Assignment – Which lines in the entries below contain the string "glyph"? Show each of them in full.

Dataset rows describing interfaces

┄┄┄┄┄┄

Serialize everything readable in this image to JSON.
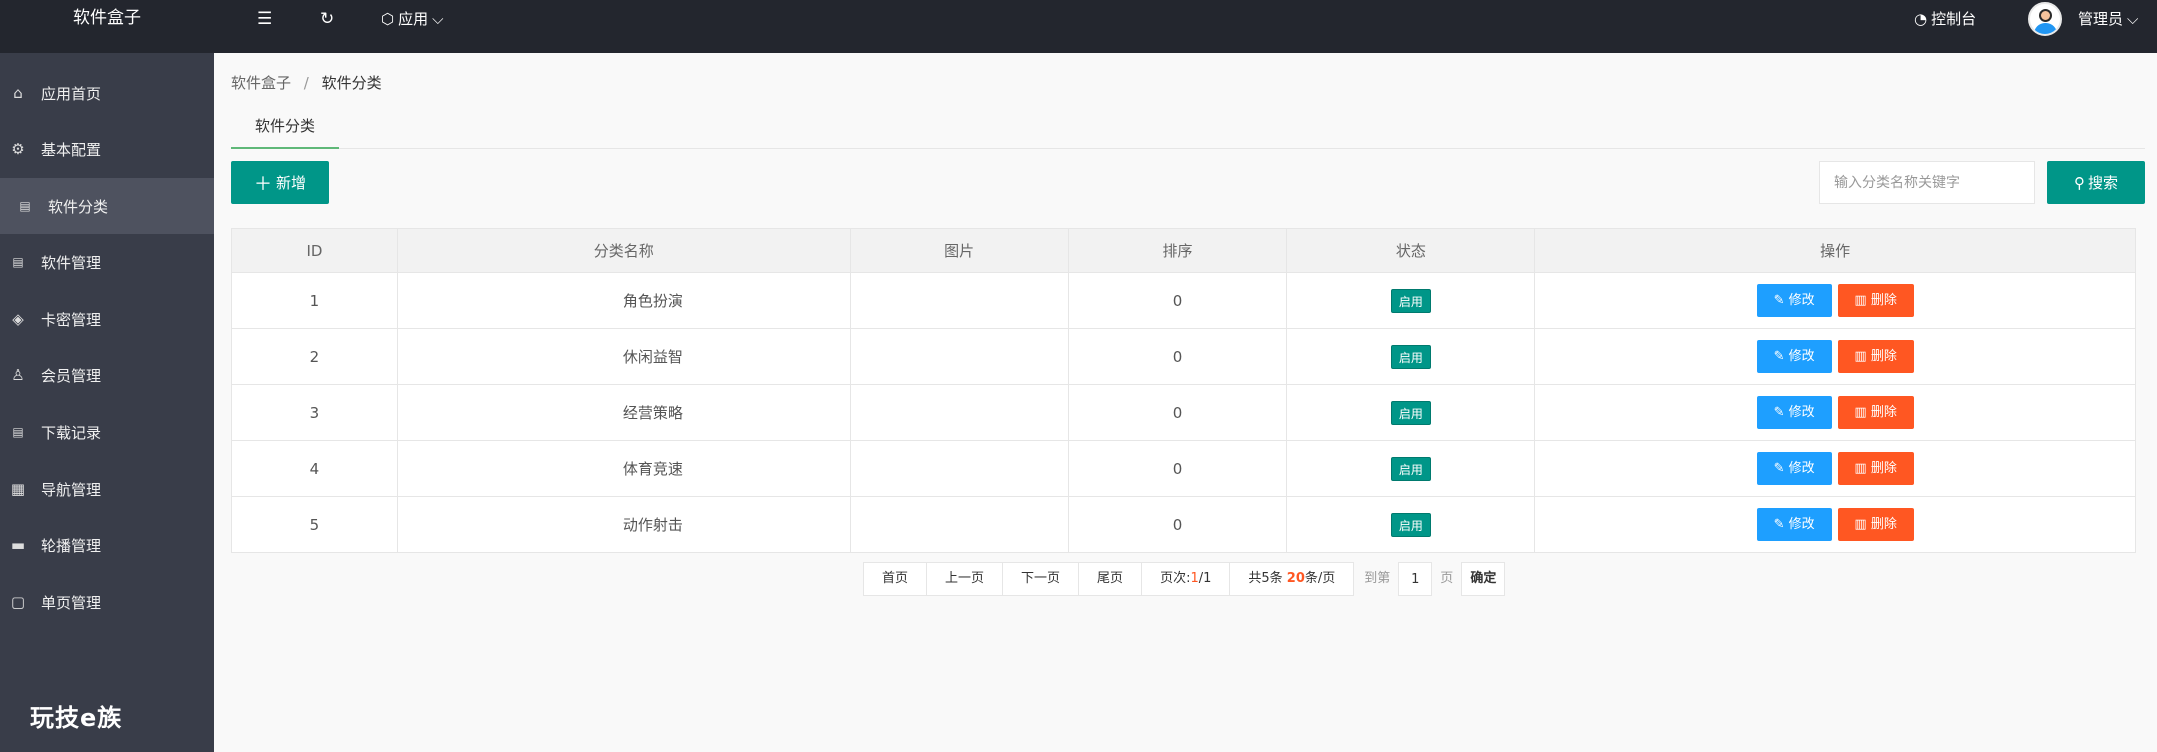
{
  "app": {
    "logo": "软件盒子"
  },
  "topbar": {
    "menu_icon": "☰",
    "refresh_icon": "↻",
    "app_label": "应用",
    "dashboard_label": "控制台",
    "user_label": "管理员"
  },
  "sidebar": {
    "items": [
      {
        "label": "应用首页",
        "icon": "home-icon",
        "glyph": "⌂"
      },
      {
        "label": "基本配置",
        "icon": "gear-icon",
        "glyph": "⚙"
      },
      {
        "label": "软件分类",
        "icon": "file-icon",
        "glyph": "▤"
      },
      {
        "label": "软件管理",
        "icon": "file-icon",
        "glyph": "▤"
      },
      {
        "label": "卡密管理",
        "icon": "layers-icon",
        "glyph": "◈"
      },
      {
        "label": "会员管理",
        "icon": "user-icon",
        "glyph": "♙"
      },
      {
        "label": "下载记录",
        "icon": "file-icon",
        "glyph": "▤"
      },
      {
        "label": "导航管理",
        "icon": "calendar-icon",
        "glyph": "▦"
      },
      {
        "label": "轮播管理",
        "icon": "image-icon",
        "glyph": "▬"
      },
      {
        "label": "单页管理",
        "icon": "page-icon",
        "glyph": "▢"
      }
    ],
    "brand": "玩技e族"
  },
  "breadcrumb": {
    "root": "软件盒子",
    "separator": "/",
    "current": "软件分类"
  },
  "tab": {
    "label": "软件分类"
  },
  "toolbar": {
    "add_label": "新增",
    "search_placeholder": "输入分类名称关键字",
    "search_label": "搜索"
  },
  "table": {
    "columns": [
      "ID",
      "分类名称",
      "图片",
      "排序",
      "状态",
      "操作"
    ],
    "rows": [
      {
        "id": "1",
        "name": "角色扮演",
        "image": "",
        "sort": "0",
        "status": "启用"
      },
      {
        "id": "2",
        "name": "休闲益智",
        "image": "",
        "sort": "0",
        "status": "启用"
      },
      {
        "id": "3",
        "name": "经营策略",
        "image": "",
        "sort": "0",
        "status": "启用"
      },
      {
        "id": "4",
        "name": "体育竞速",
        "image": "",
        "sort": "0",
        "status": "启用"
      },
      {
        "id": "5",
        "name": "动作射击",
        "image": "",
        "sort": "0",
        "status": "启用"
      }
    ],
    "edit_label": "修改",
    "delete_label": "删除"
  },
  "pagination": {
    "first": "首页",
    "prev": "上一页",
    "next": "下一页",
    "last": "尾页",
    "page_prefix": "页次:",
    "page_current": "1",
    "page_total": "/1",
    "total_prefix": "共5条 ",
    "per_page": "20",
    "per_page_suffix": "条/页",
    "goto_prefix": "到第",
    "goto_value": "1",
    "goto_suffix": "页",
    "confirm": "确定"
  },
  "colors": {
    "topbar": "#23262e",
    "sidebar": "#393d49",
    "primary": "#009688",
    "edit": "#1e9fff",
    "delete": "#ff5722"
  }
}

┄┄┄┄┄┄

Result below –
        "glyph": "⌂"
        "glyph": "⚙"
        "glyph": "▤"
        "glyph": "▤"
        "glyph": "◈"
        "glyph": "♙"
        "glyph": "▤"
        "glyph": "▦"
        "glyph": "▬"
        "glyph": "▢"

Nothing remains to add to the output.